With three different crimes scenes, the reporters felt like they were real investigators, finding clues and solving mysteries. They learned about - and tried out - the advanced scientific techniques used by real crime scene investigators and forensic scientists today.
The exhibition runs until June 15. For more information, visit www.cotaiticketing.com. Here's what our lucky seven thought of their experience ...
Crime Scene 1: A House Collided
From the bloody handprints and blood-stained pillow, to the half-eaten pizza, this scene was littered with evidence.
To reveal the culprit behind this murder, we analysed footprints, fibres, blood stains and DNA.
Paying close attention to detail is crucial to be a good investigator.
"Every contact leaves a trace." This is what I learned from a video at the exhibition.

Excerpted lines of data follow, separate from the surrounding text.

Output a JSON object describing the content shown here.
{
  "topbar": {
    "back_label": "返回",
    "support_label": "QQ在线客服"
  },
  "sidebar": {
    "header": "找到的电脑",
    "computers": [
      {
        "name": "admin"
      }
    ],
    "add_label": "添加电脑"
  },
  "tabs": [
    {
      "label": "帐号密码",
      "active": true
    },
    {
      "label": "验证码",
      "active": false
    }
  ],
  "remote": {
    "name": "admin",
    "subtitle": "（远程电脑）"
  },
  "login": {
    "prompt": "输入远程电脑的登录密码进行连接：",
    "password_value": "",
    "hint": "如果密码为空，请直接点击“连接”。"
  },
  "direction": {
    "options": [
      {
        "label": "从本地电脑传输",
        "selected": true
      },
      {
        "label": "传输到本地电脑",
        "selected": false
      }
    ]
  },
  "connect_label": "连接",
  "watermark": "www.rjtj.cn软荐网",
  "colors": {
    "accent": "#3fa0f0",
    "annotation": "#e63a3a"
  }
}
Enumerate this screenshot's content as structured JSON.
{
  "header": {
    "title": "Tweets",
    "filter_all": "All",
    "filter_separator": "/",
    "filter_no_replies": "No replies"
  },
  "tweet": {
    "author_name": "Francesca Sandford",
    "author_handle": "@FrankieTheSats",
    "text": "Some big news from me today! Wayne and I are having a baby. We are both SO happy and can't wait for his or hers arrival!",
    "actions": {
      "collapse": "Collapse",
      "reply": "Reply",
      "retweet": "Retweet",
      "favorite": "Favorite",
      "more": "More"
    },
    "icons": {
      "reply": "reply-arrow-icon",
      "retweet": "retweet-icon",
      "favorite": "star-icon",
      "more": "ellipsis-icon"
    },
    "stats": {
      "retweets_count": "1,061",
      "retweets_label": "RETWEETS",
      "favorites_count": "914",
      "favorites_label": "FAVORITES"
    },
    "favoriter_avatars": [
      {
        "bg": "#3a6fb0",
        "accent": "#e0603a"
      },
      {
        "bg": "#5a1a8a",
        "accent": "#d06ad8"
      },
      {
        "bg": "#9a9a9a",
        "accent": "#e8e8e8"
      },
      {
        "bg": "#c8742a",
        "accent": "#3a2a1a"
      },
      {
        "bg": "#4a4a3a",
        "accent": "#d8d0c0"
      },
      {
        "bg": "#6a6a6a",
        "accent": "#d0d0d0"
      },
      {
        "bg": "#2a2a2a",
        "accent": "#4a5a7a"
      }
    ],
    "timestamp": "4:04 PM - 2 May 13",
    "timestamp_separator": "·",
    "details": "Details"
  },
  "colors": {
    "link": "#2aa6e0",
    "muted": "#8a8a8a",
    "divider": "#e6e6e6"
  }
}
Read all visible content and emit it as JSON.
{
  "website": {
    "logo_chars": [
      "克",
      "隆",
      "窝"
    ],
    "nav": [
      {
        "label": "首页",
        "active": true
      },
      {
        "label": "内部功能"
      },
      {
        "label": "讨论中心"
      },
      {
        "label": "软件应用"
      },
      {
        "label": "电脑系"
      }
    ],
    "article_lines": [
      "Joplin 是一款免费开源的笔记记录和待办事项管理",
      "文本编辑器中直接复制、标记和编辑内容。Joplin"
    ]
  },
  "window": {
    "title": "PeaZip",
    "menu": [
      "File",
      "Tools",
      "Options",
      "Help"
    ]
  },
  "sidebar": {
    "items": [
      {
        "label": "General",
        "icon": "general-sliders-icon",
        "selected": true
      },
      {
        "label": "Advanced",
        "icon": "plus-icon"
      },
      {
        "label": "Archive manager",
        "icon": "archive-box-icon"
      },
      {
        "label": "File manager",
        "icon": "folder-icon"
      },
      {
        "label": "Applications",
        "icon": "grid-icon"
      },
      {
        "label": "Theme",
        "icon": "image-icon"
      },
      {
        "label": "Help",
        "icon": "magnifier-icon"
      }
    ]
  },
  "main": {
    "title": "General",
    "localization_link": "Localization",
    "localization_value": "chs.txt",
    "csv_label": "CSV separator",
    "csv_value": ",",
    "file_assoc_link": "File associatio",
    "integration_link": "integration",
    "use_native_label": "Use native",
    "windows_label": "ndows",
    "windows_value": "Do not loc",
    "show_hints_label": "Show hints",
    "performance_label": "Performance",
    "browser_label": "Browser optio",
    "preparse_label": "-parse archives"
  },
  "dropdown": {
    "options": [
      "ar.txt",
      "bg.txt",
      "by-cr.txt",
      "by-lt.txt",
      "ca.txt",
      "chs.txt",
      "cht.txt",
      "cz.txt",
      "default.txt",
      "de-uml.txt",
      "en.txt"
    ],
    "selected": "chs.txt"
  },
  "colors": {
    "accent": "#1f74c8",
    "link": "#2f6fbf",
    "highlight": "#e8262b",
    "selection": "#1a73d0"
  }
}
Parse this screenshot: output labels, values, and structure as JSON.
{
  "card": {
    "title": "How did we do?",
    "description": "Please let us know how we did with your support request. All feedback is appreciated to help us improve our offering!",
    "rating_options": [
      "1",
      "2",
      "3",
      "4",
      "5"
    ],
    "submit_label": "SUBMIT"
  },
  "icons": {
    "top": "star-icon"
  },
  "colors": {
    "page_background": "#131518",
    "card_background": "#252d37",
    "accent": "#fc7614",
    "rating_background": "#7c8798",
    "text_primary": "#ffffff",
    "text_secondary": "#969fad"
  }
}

It is therefore very important for investigators to pay close attention to any possible clues at a crime scene.
I was really surprised to discover how much one can figure out from the shape and pattern of the victim's blood spatter.
Not only did we learn lots of cool scientific skills which we would never have learned at school, but the crimes scenes were really exciting and had great stories behind them. Even with all the evidence we collected (including fingerprints), it seemed that the solution might be very different from what we had in mind.
Crime Scene 2: No Bones About It
Here we investigated a human skeleton found in a desert canyon. Although we could only find a few clues because the person had been dead for a very long time, we solved the mystery using forensic science.
In a remote desert with no solid clues to be found, this may seem like a hard crime to solve. If that's what you think, you need to work harder to be a good investigator! Even small clues - a bullet hole or a single hair on the skeleton - can help crack a case.
Finding clues in sand is tough work.
Crime Scene 3: Who Got Served?
In this case, a dead woman was found sprawled in an alley. I learned that anything can be a clue, even a fly on the victim's arm! The fly helped show how long the woman had been dead.
This was the most realistic scene out of the three. In the lab, we looked at tyre tracks, matched up DNA profiles and analysed drugs. Then we moved to the autopsy table and got a report from the coroner.
Young Post organises regular activities for our junior reporters. If you wish to join, send your name, age, school and contact details to email@example.com with "jun rep application" in the subject field.